He was a Roman deacon under Pope Saint Sixtus II. Four days after this pope was put to death, Lawrence and four clerics suffered martyrdom, probably during the persecution of the Emperor Valerian.
Legendary details of Lawrence’s death were known to Damasus, Prudentius, Ambrose, and Augustine. The church built over his tomb became one of the seven principal churches in Rome and a favorite place for Roman pilgrimages.
A well-known legend has persisted from earliest times. As deacon in Rome, Lawrence was charged with the responsibility for the material goods of the Church, and the distribution of alms to the poor. When Lawrence knew he would be arrested like the pope, he sought out the poor, widows, and orphans of Rome and gave them all the money he had on hand, selling even the sacred vessels of the altar to increase the sum.
When the prefect of Rome heard of this, he imagined that the Christians must have considerable treasure. He sent for Lawrence and said, “You Christians say we are cruel to you, but that is not what I have in mind. I am told that your priests offer in gold, that the sacred blood is received in silver cups, that you have golden candlesticks at your evening services. Now, your doctrine says you must render to Caesar what is his. Bring these treasures—the emperor needs them to maintain his forces. God does not cause money to be counted: He brought none of it into the world with him—only words. Give me the money, therefore, and be rich in words.”
Lawrence replied that the Church was indeed rich. “I will show you a valuable part. But give me time to set everything in order and make an inventory.” After three days he gathered a great number of blind, lame, maimed, leprous, orphaned, and widowed persons and put them in rows. When the prefect arrived, Lawrence simply said, “These are the treasure of the Church.”
The prefect was so angry he told Lawrence that he would indeed have his wish to die—but it would be by inches. He had a great gridiron prepared with coals beneath it, and had Lawrence’s body placed on it. After the martyr had suffered the pain for a long time, the legend concludes, he made his famous cheerful remark, “It is well done. Turn me over!”

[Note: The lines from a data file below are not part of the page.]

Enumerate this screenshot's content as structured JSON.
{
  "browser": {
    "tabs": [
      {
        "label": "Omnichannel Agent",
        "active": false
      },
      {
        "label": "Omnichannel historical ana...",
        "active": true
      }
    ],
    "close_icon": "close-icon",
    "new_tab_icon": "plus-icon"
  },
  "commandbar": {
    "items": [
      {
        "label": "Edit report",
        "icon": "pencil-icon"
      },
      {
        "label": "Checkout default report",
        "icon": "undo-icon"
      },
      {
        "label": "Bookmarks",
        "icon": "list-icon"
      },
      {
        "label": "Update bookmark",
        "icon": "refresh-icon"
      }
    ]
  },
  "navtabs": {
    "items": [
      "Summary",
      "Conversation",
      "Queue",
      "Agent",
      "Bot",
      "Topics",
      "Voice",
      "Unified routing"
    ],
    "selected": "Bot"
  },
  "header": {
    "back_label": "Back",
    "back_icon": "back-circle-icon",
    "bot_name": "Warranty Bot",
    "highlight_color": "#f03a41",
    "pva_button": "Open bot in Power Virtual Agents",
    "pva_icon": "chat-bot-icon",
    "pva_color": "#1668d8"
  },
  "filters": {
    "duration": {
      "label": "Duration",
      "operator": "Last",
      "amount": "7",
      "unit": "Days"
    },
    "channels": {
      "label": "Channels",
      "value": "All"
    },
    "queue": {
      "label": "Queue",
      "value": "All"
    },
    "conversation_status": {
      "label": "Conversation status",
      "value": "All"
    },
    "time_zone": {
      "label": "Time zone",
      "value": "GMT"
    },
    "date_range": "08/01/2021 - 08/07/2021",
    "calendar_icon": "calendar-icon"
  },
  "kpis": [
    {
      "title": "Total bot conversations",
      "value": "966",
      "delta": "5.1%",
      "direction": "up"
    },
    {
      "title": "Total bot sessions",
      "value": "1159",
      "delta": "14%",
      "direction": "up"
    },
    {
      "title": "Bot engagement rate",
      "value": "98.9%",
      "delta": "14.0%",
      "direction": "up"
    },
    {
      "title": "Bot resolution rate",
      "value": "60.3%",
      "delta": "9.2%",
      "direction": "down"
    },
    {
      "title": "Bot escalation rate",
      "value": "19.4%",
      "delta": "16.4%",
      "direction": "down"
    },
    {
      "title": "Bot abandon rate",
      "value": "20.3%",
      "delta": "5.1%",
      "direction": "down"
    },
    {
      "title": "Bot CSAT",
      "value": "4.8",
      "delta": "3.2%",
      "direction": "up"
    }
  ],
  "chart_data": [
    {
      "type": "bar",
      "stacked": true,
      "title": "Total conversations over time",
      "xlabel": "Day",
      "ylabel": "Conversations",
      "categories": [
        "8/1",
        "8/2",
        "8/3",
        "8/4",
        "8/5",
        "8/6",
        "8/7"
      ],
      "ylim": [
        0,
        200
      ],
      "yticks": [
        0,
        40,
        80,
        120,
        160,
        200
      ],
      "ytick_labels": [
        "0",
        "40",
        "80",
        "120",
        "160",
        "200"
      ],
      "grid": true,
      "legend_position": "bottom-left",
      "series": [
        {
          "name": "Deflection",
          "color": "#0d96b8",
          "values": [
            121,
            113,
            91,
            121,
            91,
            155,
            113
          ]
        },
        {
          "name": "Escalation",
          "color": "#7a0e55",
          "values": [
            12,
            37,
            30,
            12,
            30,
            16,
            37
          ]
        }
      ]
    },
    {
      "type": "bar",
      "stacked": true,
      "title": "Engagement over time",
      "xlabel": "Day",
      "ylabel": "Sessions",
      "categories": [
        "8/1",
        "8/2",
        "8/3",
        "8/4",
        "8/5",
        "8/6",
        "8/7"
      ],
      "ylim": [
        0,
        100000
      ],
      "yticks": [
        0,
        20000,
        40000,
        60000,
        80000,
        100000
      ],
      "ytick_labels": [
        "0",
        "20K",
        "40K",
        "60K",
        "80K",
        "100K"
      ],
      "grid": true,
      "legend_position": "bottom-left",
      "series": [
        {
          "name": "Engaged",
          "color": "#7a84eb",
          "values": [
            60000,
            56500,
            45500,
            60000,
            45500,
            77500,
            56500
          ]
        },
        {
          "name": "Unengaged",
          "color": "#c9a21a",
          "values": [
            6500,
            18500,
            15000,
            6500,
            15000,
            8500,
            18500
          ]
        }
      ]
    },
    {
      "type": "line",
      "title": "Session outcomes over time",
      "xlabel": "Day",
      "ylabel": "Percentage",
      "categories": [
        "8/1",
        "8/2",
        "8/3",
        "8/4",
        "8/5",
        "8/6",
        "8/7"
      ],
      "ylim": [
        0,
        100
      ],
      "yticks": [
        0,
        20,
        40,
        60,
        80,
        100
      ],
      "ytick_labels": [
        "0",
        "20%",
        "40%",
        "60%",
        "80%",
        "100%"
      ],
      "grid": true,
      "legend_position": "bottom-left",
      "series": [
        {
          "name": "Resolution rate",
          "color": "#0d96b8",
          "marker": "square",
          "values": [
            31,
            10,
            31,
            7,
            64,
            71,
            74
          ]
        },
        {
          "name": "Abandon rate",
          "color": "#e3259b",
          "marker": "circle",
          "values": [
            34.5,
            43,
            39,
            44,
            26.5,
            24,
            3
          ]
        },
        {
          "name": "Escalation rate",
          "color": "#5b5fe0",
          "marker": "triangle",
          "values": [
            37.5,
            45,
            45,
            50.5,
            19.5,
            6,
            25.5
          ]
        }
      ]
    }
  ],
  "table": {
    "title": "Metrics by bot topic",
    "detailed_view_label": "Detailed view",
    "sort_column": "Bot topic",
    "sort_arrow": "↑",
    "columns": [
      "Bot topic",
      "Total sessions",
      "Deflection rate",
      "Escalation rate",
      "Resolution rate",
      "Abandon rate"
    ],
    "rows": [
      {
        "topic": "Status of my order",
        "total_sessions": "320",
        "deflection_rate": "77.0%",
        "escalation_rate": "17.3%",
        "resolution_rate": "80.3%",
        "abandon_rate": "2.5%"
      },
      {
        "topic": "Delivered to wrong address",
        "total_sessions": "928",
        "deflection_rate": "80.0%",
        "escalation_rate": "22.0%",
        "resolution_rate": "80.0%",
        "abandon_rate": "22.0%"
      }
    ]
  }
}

In fact, God gave him so much strength and joy that he even joked. "Turn me over," he said to the judge. "I'm done on this side!" Just before he died, Lawrence said, "It's cooked enough now." Then he prayed that the city of Rome might be converted to Jesus and that the Catholic Faith might spread all over the world.
He is the patron saint of the poor and of cooks. Lawrence was among the seven deacons of the Roman church serving Pope Sixtus II, whose martyrdom preceded Lawrence's by a few days: they were executed during the persecution under the Roman emperor Valerian.
Having died a martyr for Christ, St. Lawrence is the patron of deacons, chefs and firefighters. Around the time of his feast day, which is celebrated on August 10, the night sky is lit with bright lights.
You can ask for his prayers if you are struggling with poverty, or you can ask him to pray for a poor person whom you know. Additionally, St. Lawrence is the patron saint of Rome. You can ask him to pray for you if you live in Rome or are preparing to travel to Rome.
Lawrence, who in the flower of youth suffered and died for the faith, hear our prayers. With confidence we fly to your patronage. Obtain for us deep faith, strong hope, a sincere love of God and neighbour, unsullied chastity and humble obedience. Inspire us to succour the poor, the needy, the sick and the afflicted.